Laird climbs the leaderboard

3/11/2011 7:56:59 PM
Scotland's Martin Laird, whose climb into the world's top 50 has been overshadowed by the deeds of all the Europeans at the top of the Official World Golf Ranking, was certainly making his presence felt in Miami.

Midway through his second round at the World Golf Championships-Cadillac Championship, US-based Laird was seven under par and sharing second spot with World Number One Martin Kaymer.

They were two behind American Hunter Mahan as the tournament made up for time lost to Thursday's violent thunderstorm.

With scoring much tougher in the windy conditions, Laird completed an outward 34 by reaching the green in two at the long eighth and then making a 45 footer for another birdie on the 169 yard ninth.

That moved the 28 year old up from the fourth position he was in after the morning completion of the first round.

Mahan's opening eight under 64 had given him a one stroke advantage over Japan's 19 year old Ryo Ishikawa, but not surprisingly the teenager fell down the field after seeing coverage of the devastating earthquake and tsunami in his home country.

"My parents live some 250 miles away from the Tokyo area," he said.

"The magnitude of 5.0 felt where my family lives is still a very big earthquake, so I just hope that everybody else around will be safe as well.

"I have a habit of checking the news when I wake up in the morning. Everywhere I saw was all about this and it is not possible to block something of this magnitude out completely.

"But I understand that in the position that I am, together with the other star athletes from Japan and other sporting areas, we can provide encouragement and hope for the people of Japan by doing our job."

Kaymer was again playing with Lee Westwood and Luke Donald, the two Englishmen immediately below him on the rankings.

While the German added a back-nine 35 to his initial 66, Donald - having opened with a 67 - dropped back alongside Westwood on three under with bogeys at the 15th and 16th.

Rory McIlroy, on the other hand, set off again with back-to-back birdies and remained six under and joint fourth after four holes.

Tiger Woods came home in 33 for a first round 70, but then mixed two birdies with three bogeys in the first five holes of his second round to be one under.

Playing partners Graeme McDowell and Phil Mickelson stood two under and level par respectively, Mickelson repairing some of the damage of a double-bogey seven at the penultimate hole of his opening 73.
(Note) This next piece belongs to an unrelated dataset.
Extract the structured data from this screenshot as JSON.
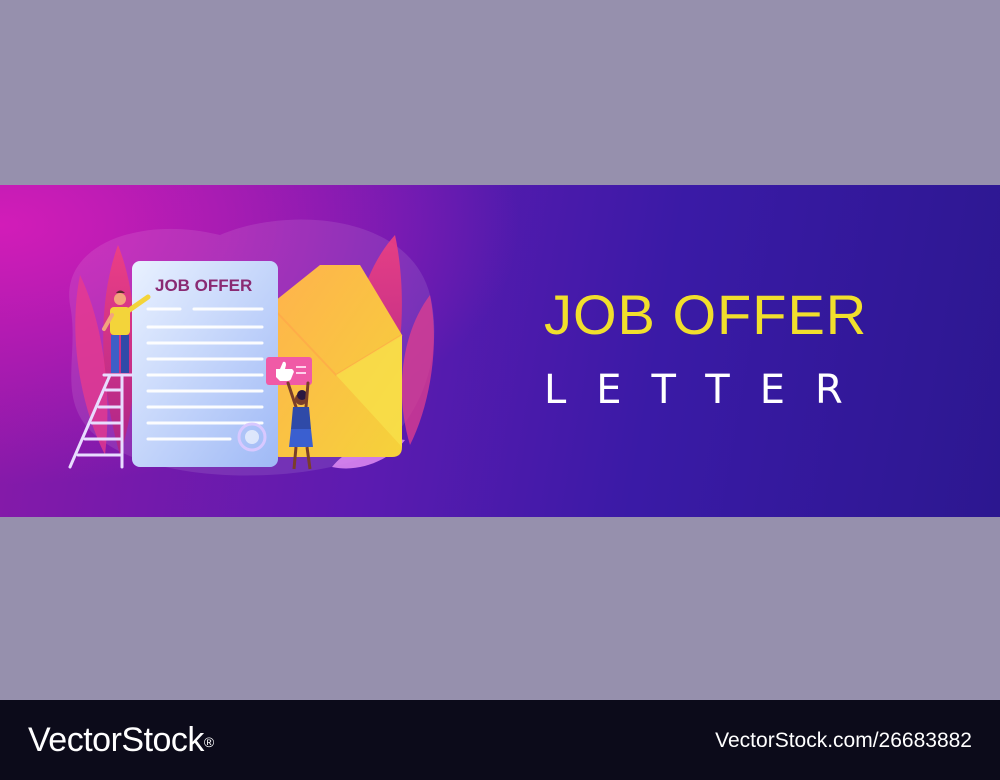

Woods had commented between the rounds: "The things that I've been working on are starting to come together now - I'm able to control my traj (trajectory) and hit the shots that I want to.

"Last week was a big blessing to have that much wind at home. My ball is flying different distances now, which is good, and I've got a read on that.

"It certainly makes a big difference. Guys are not going to be shooting low numbers now - this is a tough wind because of the strength and also the coolness."

Mahan marched four clear on 11 under with further birdies at the tenth and 12th, the two par fives on the back nine.

Kaymer remained seven under with six to go and shared second with Italian Francesco Molinari, but Laird paid a big price for straying into sand at the short 13th. He came out far too strongly and double-bogeyed to slide down to five under with McIlroy.

Mahan gave the chasing pack encouragement with bogeys at the 14th and 16th, bringing Kaymer and Molinari only two behind.

Laird chipped in from almost 60 feet at the 16th and when he made a six footer on the next he too was seven under - as was McIlroy after birdies at the tenth and 11th.

Donald was four under and Westwood two under, while Woods and McDowell were down in 30th spot on one under and Mickelson two further back.